This is not some fringe movement. In Wisconsin,the Restore the Vote WI coalition now boasts more than 50 organizations who support the right to vote for ex-offenders immediately upon release from prison. This should be a top priority for Wisconsin's legislators in 2009 as it has been all over the country since 1997.
Think this is a liberal democratic issue? Think again. Republicans all over the country are recognizing the inherent unfairness and un-Americanness of ex-offender disfranchisement and forward thinking patriotic GOP Gov's in both Iowa and Florida's actions are counted in the numbers below. This is NOT a partisan issue. It's an American issue.
I have written about it extensively in the past, and so will not rehash here, but if you want to know what I'm talking about click here and read some of my past posts on it.
And of course reposting this is email from the Sentencing Project is self-serving. Once again, I get to brag about how cool my Senator Russ Feingold is! Wanna do something productive today to enhance our American democracy?

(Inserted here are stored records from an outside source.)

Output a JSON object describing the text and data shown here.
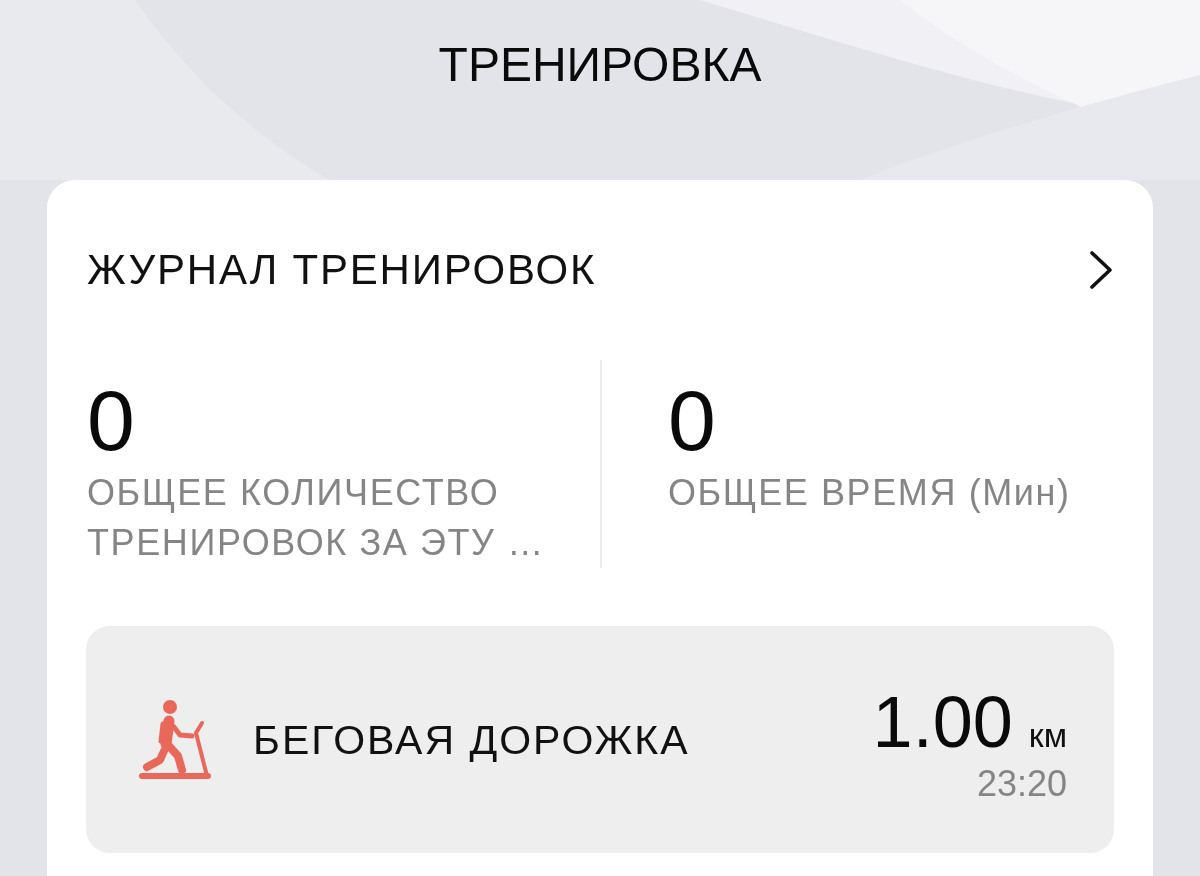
{
  "header": {
    "title": "ТРЕНИРОВКА"
  },
  "workout_log": {
    "title": "ЖУРНАЛ ТРЕНИРОВОК",
    "stats": [
      {
        "value": "0",
        "label": "ОБЩЕЕ КОЛИЧЕСТВО ТРЕНИРОВОК ЗА ЭТУ …"
      },
      {
        "value": "0",
        "label": "ОБЩЕЕ ВРЕМЯ (Мин)"
      }
    ],
    "activities": [
      {
        "kind": "treadmill",
        "name": "БЕГОВАЯ ДОРОЖКА",
        "distance": "1.00",
        "unit": "км",
        "time": "23:20"
      }
    ]
  }
}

Call Herb Kohl (his number's coincidentally at the bottom of that link I just gave you) and ask him to sign on as a co-sponsor of the Democracy Restoration Act.
Call your Congressman as well and let them know you support the Civic Participation and Rehabilitation Act in the House and that you want them to sign on as co-sponsors.

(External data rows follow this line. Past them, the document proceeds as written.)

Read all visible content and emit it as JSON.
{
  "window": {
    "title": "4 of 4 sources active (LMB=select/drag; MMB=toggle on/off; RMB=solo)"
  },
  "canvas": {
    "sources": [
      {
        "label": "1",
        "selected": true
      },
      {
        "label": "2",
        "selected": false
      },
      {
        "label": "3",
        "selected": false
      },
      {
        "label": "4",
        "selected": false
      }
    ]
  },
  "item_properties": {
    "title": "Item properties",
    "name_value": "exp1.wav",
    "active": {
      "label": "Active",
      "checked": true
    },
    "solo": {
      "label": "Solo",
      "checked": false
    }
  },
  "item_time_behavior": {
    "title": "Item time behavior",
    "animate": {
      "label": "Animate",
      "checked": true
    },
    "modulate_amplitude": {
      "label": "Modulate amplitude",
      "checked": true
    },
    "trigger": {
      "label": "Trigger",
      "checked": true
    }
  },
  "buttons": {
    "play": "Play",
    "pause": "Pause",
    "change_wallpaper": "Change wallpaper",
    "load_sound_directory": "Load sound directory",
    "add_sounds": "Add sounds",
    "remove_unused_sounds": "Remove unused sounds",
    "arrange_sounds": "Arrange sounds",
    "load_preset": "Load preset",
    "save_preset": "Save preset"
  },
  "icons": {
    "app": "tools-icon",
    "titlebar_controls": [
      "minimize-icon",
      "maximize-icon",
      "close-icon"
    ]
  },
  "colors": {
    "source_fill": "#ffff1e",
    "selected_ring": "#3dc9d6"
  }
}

Don't live in Wisconsin? Then call BOTH your Senators and your representative ask them to sign on to both those pieces of legislation being introduced this week. Make sure you call both democratic and republican representatives! We cannot decide our friends on this issue based on the letter behind their name.
The Sentencing Project today released a report, Expanding the Vote: State Felony Disenfranchisement Reform, 1997- 2008, that documents a reform movement over the past eleven years that has resulted in more than 760,000 citizens having regained their right to vote.
The report found that since 1997, 19 states have amended felony disenfranchisement policies in an effort to reduce their restrictiveness and expand voter eligibility. The report's release coincides with the introduction of new legislation in Congress to secure federal voting rights for nonincarcerated citizens.The report finds:
- Nine states either repealed or amended lifetime disenfranchisement laws.
- Two states expanded voting rights to persons under community supervision (probation and parole).
- Five states eased the restoration process for persons seeking to have their right to vote restored after completing sentence.
- Three states improved data and information sharing.
Maryland repealed its post-sentence voting ban in 2007, restoring the right to vote to 52,000 residents.
Florida eased the complexity of its restoration process for persons who have completed a sentence for a non-violent offense.
Governors in Kentucky and Virginia expressed support for voting rights for persons who completed sentence by easing the restoration process and expediting restoration applications, respectively.
North Carolina and Louisiana passed notification bills mandating that the state notify individuals of the law regarding voting rights and the process of registration.
Despite these reforms, an estimated 5 million people will continue to be ineligible to vote in November's Presidential election, including nearly 4 million who reside in the 35 states that still prohibit some combination of persons on probation, parole, and/or people who have completed their sentence from voting.
In response to this fact, Sen. Russ Feingold (D-WI) plans to introduce the Democracy Restoration Act and Rep. John Conyers (D-MI) plans to introduce the Civic Participation and Rehabilitation Act this week to restore federal voting rights to all citizens released from prison and living in the community.
-The Sentencing Project